Wow. Very strange and interesting. Loved the photos and commentary. Just by looking at the photos, I would not believe this was India. Thanks!
Thanks for letting us know. Glad you liked it.
P.s. I have deleted the link in your comment, and it’s not relevant to the content.
Your portraits are fantastic, really great work. Regarding the “ceremony”… yeah, maybe a slight part of what you saw was once in their culture, but don’t you think that the fact that they were being paid to be “exotic” could have exaggerated their real traditions? I don’t know, I have come to the point of being skeptic about what “traditional” means anymore… Anyway, loved the your photographic report!

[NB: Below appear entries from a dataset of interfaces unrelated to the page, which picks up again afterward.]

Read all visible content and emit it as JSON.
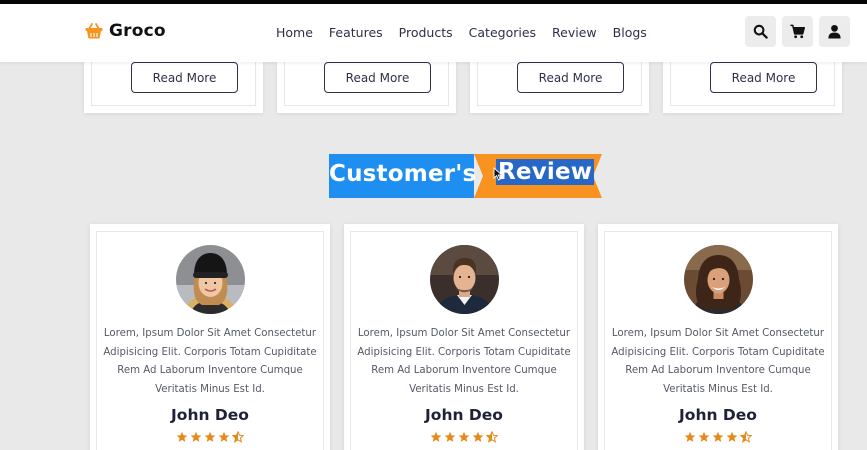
{
  "header": {
    "logo_text": "Groco",
    "logo_icon": "basket-icon",
    "nav": [
      {
        "label": "Home"
      },
      {
        "label": "Features"
      },
      {
        "label": "Products"
      },
      {
        "label": "Categories"
      },
      {
        "label": "Review"
      },
      {
        "label": "Blogs"
      }
    ],
    "actions": [
      "search-icon",
      "cart-icon",
      "user-icon"
    ]
  },
  "feature_cards": [
    {
      "button_label": "Read More"
    },
    {
      "button_label": "Read More"
    },
    {
      "button_label": "Read More"
    },
    {
      "button_label": "Read More"
    }
  ],
  "section_heading": {
    "word1": "Customer's",
    "word2": "Review"
  },
  "reviews": [
    {
      "text": "Lorem, Ipsum Dolor Sit Amet Consectetur Adipisicing Elit. Corporis Totam Cupiditate Rem Ad Laborum Inventore Cumque Veritatis Minus Est Id.",
      "name": "John Deo",
      "rating": 4.5
    },
    {
      "text": "Lorem, Ipsum Dolor Sit Amet Consectetur Adipisicing Elit. Corporis Totam Cupiditate Rem Ad Laborum Inventore Cumque Veritatis Minus Est Id.",
      "name": "John Deo",
      "rating": 4.5
    },
    {
      "text": "Lorem, Ipsum Dolor Sit Amet Consectetur Adipisicing Elit. Corporis Totam Cupiditate Rem Ad Laborum Inventore Cumque Veritatis Minus Est Id.",
      "name": "John Deo",
      "rating": 4.5
    }
  ],
  "colors": {
    "accent_orange": "#f7931e",
    "heading_blue": "#1e8ff0",
    "text_dark": "#2f3249",
    "star": "#e58b1a"
  }
}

We actually mention that in the article. We literally say it was contrived and that they were performing a little show. Also, their real tradition was cutting people’s heads of as a trophy, and we’re sort of relieved we didn’t get to see that.
Very interesting and nice post. I love the photos, they look stunning. One of the most amazing things about traveling is being able to watch parts about the culture and traditions.
Glad you liked it 🙂